■ Task description ■
Could you copy out every line of the data where the word "view" occurs?

■ Record extracts ■
┏━━

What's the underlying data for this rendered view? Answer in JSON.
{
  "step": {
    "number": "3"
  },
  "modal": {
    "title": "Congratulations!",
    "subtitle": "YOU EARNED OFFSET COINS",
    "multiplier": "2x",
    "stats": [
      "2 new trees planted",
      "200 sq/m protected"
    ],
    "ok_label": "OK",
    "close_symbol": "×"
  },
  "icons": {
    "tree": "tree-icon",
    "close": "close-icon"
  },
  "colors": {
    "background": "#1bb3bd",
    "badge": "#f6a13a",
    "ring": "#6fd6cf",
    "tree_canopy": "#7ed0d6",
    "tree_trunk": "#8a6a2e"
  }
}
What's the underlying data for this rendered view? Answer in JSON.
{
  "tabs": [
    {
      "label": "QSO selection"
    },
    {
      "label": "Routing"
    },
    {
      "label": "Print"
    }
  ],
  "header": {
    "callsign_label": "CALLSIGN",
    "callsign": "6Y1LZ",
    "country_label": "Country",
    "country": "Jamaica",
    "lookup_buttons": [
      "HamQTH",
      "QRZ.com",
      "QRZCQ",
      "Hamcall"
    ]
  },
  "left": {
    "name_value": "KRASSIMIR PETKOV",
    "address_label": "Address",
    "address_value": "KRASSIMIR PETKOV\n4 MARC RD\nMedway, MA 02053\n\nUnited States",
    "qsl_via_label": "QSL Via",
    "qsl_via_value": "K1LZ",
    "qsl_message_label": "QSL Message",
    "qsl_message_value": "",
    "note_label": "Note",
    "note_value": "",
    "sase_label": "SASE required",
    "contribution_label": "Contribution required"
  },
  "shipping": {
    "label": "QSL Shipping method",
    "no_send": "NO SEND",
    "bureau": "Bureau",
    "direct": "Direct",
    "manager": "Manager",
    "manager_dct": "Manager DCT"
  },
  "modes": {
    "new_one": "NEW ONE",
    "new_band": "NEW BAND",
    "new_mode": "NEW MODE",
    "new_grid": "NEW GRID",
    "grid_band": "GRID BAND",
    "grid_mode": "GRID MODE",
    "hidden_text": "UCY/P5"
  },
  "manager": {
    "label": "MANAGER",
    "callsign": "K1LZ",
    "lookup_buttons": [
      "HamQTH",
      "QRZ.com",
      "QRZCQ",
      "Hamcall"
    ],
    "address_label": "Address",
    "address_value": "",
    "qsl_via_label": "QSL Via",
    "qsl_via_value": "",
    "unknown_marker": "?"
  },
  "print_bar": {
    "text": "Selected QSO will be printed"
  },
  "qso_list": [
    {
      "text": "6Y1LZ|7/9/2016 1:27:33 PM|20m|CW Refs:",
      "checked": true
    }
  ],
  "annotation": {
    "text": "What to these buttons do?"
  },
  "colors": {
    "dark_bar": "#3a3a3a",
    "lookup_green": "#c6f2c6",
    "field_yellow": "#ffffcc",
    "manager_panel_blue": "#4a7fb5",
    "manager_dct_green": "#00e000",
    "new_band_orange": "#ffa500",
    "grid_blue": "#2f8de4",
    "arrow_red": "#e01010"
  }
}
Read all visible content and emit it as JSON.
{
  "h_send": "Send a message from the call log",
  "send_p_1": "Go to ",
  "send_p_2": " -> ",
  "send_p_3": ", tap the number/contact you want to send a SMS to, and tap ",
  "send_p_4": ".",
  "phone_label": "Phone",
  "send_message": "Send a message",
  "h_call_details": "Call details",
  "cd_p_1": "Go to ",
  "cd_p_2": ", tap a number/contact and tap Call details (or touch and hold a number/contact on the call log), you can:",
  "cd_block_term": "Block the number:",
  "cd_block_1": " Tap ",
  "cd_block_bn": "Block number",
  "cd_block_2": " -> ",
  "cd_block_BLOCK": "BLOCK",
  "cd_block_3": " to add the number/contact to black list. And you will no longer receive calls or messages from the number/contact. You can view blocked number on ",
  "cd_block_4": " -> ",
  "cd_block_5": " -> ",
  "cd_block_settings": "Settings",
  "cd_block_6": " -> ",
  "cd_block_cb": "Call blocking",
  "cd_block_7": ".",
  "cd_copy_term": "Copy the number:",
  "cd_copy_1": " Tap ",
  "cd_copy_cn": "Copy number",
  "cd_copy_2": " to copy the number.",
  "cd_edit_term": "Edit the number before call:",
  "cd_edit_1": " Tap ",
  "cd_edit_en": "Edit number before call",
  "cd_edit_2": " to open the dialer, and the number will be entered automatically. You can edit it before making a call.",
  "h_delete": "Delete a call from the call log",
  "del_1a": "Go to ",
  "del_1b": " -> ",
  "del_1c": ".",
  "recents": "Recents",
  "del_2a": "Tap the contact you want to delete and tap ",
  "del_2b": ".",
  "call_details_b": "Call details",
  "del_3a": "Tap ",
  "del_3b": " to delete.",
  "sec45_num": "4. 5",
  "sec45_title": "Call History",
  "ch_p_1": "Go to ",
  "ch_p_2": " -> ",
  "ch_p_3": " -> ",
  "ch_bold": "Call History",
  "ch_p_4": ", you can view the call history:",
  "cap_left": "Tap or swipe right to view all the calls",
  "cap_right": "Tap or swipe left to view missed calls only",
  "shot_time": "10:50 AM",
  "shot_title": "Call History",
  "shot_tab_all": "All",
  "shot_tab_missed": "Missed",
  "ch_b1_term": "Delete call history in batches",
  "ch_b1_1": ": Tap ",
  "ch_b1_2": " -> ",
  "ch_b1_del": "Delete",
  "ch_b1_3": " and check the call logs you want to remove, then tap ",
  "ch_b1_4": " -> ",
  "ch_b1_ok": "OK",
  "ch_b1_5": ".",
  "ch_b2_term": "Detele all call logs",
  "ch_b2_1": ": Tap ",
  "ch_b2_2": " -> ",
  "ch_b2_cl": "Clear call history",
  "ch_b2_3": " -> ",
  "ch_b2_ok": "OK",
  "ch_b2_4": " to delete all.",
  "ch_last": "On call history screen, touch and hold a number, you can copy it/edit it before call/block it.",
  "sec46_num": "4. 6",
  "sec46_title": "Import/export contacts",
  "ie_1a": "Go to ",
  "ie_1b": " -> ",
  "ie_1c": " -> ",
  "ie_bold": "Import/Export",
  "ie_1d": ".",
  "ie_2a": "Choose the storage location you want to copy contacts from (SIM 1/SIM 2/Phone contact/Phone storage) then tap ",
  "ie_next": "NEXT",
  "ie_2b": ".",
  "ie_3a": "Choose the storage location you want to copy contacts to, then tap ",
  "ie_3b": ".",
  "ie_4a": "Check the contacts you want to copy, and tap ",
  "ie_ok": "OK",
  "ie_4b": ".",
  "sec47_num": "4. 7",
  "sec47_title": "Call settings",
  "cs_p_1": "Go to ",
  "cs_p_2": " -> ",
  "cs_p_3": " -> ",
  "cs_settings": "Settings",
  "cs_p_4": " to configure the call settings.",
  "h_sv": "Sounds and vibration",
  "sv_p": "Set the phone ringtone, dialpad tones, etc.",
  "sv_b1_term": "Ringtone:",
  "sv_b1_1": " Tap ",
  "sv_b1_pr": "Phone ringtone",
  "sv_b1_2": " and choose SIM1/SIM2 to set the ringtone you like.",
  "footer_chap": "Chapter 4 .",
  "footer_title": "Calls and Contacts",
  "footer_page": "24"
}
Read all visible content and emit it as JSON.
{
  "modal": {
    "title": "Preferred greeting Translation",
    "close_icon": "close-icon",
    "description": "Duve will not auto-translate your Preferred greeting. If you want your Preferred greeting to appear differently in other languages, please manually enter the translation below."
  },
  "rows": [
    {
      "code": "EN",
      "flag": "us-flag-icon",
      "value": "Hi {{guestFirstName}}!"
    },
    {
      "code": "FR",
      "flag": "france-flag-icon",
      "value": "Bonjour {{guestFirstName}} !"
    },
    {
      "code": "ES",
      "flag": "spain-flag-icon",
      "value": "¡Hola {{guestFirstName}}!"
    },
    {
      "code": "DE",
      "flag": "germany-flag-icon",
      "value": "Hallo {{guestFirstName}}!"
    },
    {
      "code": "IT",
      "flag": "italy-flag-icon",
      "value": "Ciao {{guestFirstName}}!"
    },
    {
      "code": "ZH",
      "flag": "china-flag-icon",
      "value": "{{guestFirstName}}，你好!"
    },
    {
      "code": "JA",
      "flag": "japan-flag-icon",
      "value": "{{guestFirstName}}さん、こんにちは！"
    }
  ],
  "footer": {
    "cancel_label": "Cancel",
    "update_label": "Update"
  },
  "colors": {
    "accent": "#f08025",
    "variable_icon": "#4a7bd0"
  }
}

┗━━

■ Response to this exercise ■
What's the underlying data for this rendered view? Answer in JSON.
What's the underlying data for this rendered view? Answer in JSON.
  "cd_block_3": " to add the number/contact to black list. And you will no longer receive calls or messages from the number/contact. You can view blocked number on ",
  "ch_p_4": ", you can view the call history:",
  "cap_left": "Tap or swipe right to view all the calls",
  "cap_right": "Tap or swipe left to view missed calls only",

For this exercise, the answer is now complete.